Bill Bedenbaugh spent his formative football years in St. Charles, arriving as a seventh-grader in the mid-1980s before helping stabilize St. Charles High’s offensive line.
He figured he’d see more of Chicagoland after college graduation. Then came a fortunate phone call that has spurred a series of others.
Last week, Bedenbaugh helped scheme Oklahoma past Sugar Bowl favorite Alabama as OU’s first-year offensive line coach. Almost 19 years ago, he began his college coaching career in the same position at Oklahoma Panhandle State when a coach departing his alma mater, Iowa Wesleyan, offered a surprise position.
“It’s one of those things where you do the best job you can wherever you’re at,” Bedenbaugh said, “and then, for whatever reason, people kind of take notice.”
If it lands you in Boomer Sooner country, all the better.
The Sugar Bowl marked the 13th bowl game in which Bedenbaugh has coached. The first seven came at Texas Tech, where his Iowa Wesleyan coach, Mike Leach, cultivated a pass-happy offensive pedigree that since has taken Leach to Washington State.
Before landing in Lubbock, Texas – and, subsequently, NCAA Division I campuses at Arizona, West Virginia and Oklahoma – Bedenbaugh began his ascent on the smaller-school circuit. He admittedly thought lining fields, mopping weight room floors and driving buses at Panhandle State – “You know, all those things that you don’t do at Oklahoma,” Bedenbaugh said – would be standard wherever he went.

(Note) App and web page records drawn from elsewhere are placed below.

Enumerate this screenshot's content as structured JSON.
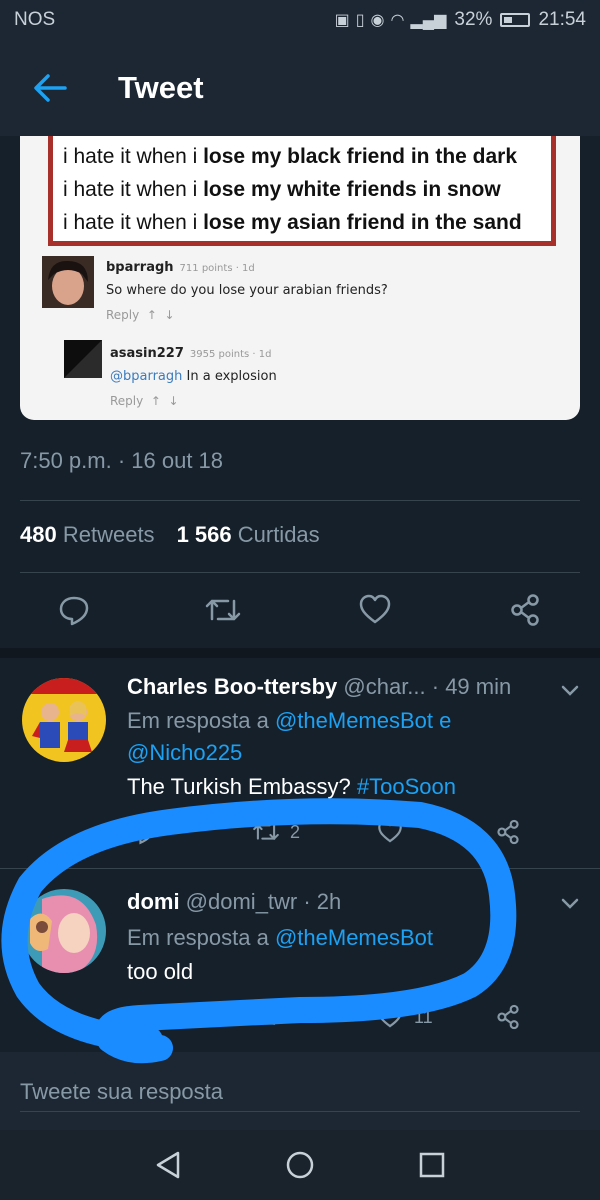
{
  "status_bar": {
    "carrier": "NOS",
    "battery": "32%",
    "time": "21:54"
  },
  "app_bar": {
    "title": "Tweet"
  },
  "meme": {
    "quote_lines": [
      {
        "plain": "i hate it when i ",
        "bold": "lose my black friend in the dark"
      },
      {
        "plain": "i hate it when i ",
        "bold": "lose my white friends in snow"
      },
      {
        "plain": "i hate it when i ",
        "bold": "lose my asian friend in the sand"
      }
    ],
    "comment1": {
      "user": "bparragh",
      "meta": "711 points · 1d",
      "text": "So where do you lose your arabian friends?",
      "reply": "Reply"
    },
    "comment2": {
      "user": "asasin227",
      "meta": "3955 points · 1d",
      "mention": "@bparragh",
      "text": " In a explosion",
      "reply": "Reply"
    }
  },
  "tweet": {
    "timestamp": "7:50 p.m. · 16 out 18",
    "retweets_count": "480",
    "retweets_label": "Retweets",
    "likes_count": "1 566",
    "likes_label": "Curtidas"
  },
  "replies": [
    {
      "name": "Charles Boo-ttersby",
      "handle_time": " @char... · 49 min",
      "in_reply_prefix": "Em resposta a ",
      "mention1": "@theMemesBot",
      "connector": " e",
      "mention2": "@Nicho225",
      "text": "The Turkish Embassy? ",
      "hashtag": "#TooSoon",
      "retweet_count": "2"
    },
    {
      "name": "domi",
      "handle_time": " @domi_twr · 2h",
      "in_reply_prefix": "Em resposta a ",
      "mention1": "@theMemesBot",
      "text": "too old",
      "like_count": "11"
    }
  ],
  "compose": {
    "placeholder": "Tweete sua resposta"
  },
  "colors": {
    "background": "#15202b",
    "accent": "#1da1f2",
    "muted": "#8899a6",
    "highlight_stroke": "#1a8cff"
  },
  "icons": [
    "back-arrow-icon",
    "reply-icon",
    "retweet-icon",
    "like-icon",
    "share-icon",
    "chevron-down-icon",
    "nav-back-icon",
    "nav-home-icon",
    "nav-recents-icon"
  ]
}
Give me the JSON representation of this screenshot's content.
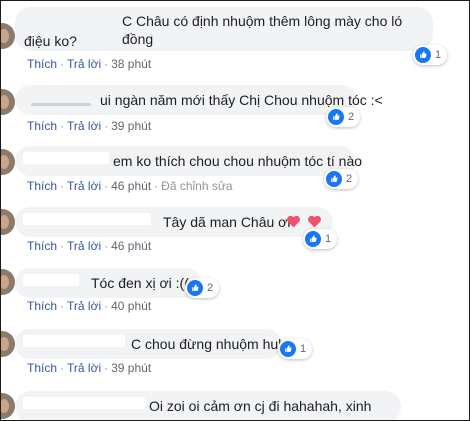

That’s helped him savor the OU experience even more after first getting a taste from Texas Tech’s Big 12 rivalry with the Sooners. Bedenbaugh figures he and wife Maryde, an Oklahoma native, could be in Norman for awhile alongside daughter Lacy and son William.
“I mean, do you have aspirations and things like that, yeah? But you do the best job wherever you are and you work as hard as you can wherever you are and then if opportunities arise, then you kind of evaluate them and see where you’re at with them,” Bedenbaugh said. “There’s been a lot of opportunities that have come up and different situations I haven’t pursued, for whatever reason, so you’ve just got to find what the best thing for you and your family is.
“But the thing, you know, when you get to a place like Oklahoma, in reality, to me and to most people around the country ... there’s not much better than this. So there’s really, in my mind, nowhere to go from here.”
Much of Bedenbaugh’s family remains rooted in St. Charles, including his parents and brother, Ken, who works at the Norris Center as a facilities manager. Another brother, Jake, lives in Lake Geneva, Wis. Bedenbaugh has three half-brothers in South Carolina.
The Palmetto State never was a stop on the Bedenbaugh coaching tour, but it is one of the hubs of the Southeastern Conference, a league that also houses Alabama and what Sooners coach Bob Stoops has deemed lots of unnecessary hype.
The SEC produced the past seven national champions entering the season – Florida State’s last-minute heroics against Auburn in Monday’s BCS championship game prevented an eighth straight win – but Stoops was vocal in contending the rest of major college football could compete.
He and OU proved as much with a 45-31 victory against two-time defending champion Alabama.
“Obviously, doing that on that stage and playing so well on that stage obviously helps everything,” Bedenbaugh said. “The excitement, the recruiting, the players here wanting to get back to work and do even better next year.”
It’s also a pretty good conversation-starter for the next time Bedenbaugh gets home or touches base with former coaches. The 1990 St. Charles High graduate played under Buck Drach. His offensive line coach was Mark Gould, who was the lone coach in St. Charles North program history before retiring at the end of the 2012-13 school year.
Bedenbaugh recalls returning home from college and aspiring to start coaching locally and see where it took him. The phone rang, and he was off to Goodwell, Okla. Seven schools later, he’s back in Oklahoma, presumably to stay.
It’s like he always tells players: It’s all about being in the right position.
“You don’t get these opportunities very often, you know,” Bedenbaugh said, “and I was very fortunate to have it, and very fortunate to be here.”
• Kevin Druley is a sportswriter for the Kane County Chronicle. He can be reached at 630-845-5347 or firstname.lastname@example.org. Follow him on Twitter at @kevindruley.